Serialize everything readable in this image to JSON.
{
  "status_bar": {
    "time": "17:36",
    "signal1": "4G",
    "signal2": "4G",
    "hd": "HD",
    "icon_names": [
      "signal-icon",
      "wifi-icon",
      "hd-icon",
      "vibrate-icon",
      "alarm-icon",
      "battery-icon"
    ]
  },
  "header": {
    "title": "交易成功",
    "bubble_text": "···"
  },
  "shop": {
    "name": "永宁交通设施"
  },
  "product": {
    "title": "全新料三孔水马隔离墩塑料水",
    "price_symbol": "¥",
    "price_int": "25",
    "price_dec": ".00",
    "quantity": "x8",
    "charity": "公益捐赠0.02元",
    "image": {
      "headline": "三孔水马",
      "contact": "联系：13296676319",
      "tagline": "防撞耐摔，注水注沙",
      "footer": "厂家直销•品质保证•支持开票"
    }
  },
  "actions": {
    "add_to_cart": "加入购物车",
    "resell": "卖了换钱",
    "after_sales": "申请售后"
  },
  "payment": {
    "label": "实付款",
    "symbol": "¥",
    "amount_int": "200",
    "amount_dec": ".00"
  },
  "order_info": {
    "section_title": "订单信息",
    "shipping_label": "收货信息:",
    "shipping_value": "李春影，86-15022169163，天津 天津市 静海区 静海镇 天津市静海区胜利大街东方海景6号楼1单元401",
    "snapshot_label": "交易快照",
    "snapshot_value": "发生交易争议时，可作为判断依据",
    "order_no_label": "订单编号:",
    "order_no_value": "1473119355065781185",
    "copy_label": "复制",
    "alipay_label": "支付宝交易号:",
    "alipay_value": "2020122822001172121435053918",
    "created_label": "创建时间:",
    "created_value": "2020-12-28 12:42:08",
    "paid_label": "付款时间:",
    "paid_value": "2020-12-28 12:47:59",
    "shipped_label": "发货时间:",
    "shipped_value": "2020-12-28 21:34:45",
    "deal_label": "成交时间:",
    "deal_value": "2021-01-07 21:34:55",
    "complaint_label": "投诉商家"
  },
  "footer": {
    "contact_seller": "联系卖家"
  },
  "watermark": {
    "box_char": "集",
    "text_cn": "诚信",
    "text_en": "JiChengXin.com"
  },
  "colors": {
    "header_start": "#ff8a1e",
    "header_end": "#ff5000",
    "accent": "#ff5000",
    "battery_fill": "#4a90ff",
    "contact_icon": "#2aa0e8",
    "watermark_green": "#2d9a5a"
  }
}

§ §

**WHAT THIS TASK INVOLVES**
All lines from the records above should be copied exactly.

**EXPECTED OUTPUT**
Serialize everything readable in this image to JSON.
{
  "status_bar": {
    "time": "17:36",
    "signal1": "4G",
    "signal2": "4G",
    "hd": "HD",
    "icon_names": [
      "signal-icon",
      "wifi-icon",
      "hd-icon",
      "vibrate-icon",
      "alarm-icon",
      "battery-icon"
    ]
  },
  "header": {
    "title": "交易成功",
    "bubble_text": "···"
  },
  "shop": {
    "name": "永宁交通设施"
  },
  "product": {
    "title": "全新料三孔水马隔离墩塑料水",
    "price_symbol": "¥",
    "price_int": "25",
    "price_dec": ".00",
    "quantity": "x8",
    "charity": "公益捐赠0.02元",
    "image": {
      "headline": "三孔水马",
      "contact": "联系：13296676319",
      "tagline": "防撞耐摔，注水注沙",
      "footer": "厂家直销•品质保证•支持开票"
    }
  },
  "actions": {
    "add_to_cart": "加入购物车",
    "resell": "卖了换钱",
    "after_sales": "申请售后"
  },
  "payment": {
    "label": "实付款",
    "symbol": "¥",
    "amount_int": "200",
    "amount_dec": ".00"
  },
  "order_info": {
    "section_title": "订单信息",
    "shipping_label": "收货信息:",
    "shipping_value": "李春影，86-15022169163，天津 天津市 静海区 静海镇 天津市静海区胜利大街东方海景6号楼1单元401",
    "snapshot_label": "交易快照",
    "snapshot_value": "发生交易争议时，可作为判断依据",
    "order_no_label": "订单编号:",
    "order_no_value": "1473119355065781185",
    "copy_label": "复制",
    "alipay_label": "支付宝交易号:",
    "alipay_value": "2020122822001172121435053918",
    "created_label": "创建时间:",
    "created_value": "2020-12-28 12:42:08",
    "paid_label": "付款时间:",
    "paid_value": "2020-12-28 12:47:59",
    "shipped_label": "发货时间:",
    "shipped_value": "2020-12-28 21:34:45",
    "deal_label": "成交时间:",
    "deal_value": "2021-01-07 21:34:55",
    "complaint_label": "投诉商家"
  },
  "footer": {
    "contact_seller": "联系卖家"
  },
  "watermark": {
    "box_char": "集",
    "text_cn": "诚信",
    "text_en": "JiChengXin.com"
  },
  "colors": {
    "header_start": "#ff8a1e",
    "header_end": "#ff5000",
    "accent": "#ff5000",
    "battery_fill": "#4a90ff",
    "contact_icon": "#2aa0e8",
    "watermark_green": "#2d9a5a"
  }
}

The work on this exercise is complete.